Although it certainly doesn’t seem anywhere near that long ago, it was way back on 1 January 2002 – yep, more than 15 whole years ago – that Spain converted from pesetas (which were first introduced in 1869), to shiny new euros. And despite the fact that the peseta lost its legal tender status just two months later, Spanish households still have millions and millions of them safely tucked away, maybe out of nostalgia or perhaps for a rainy day…
As from 1 July 2002, pesetas can only be swapped for euros at the Banco de España (Bank of Spain). However, with the peseta affectionately referred to as ‘La Rubia’ – The Blonde – many people who were reluctant to get rid of the expired currency, simply held on to it instead. In fact, 5 or 6 years ago, a handful of Spain’s rural villages which had fallen on hard times reintroduced the peseta alongside the euro to help boost the local economy.
But that was then. Now the clock is ticking, and as the final day that the Banco de España will swap your pesetas for euros is 31 December 2020, you’d better get your skates on!

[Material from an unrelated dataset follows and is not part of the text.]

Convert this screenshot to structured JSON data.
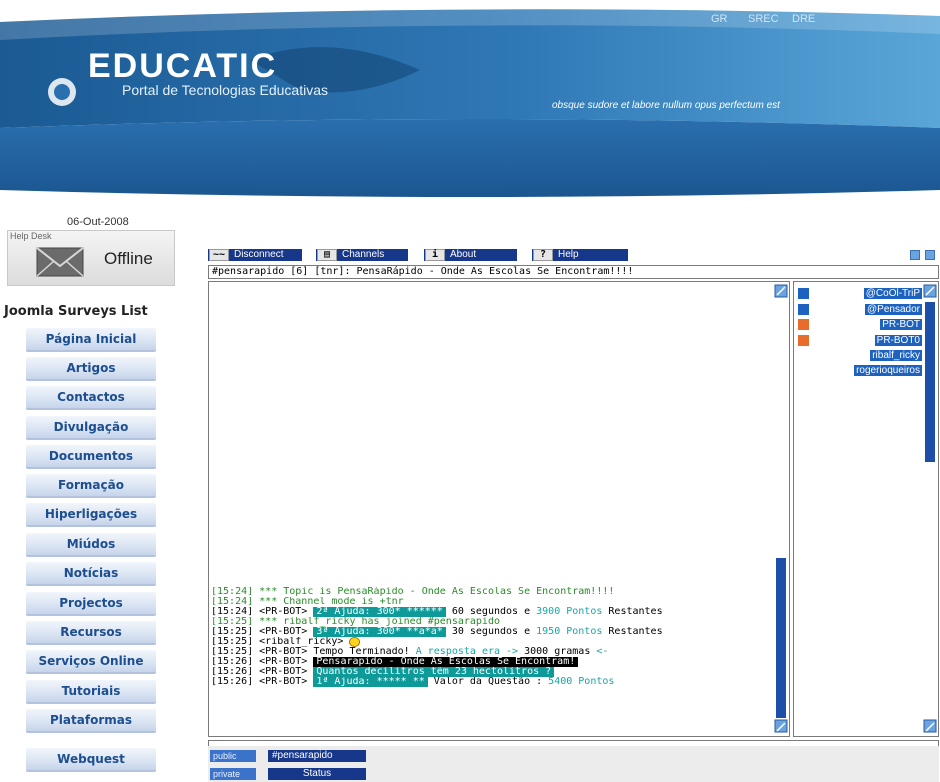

According to the Banco de España, at the end of January this year, pesetas worth €1.641 billion were still at large – €842 million in notes and €799 million in coins – equivalent to over 273 billion pesetas, of which it’s estimated that 45% still either remain in the possession of Spanish citizens and residents, or in the hands of holidaymakers who visited the country prior to 2002.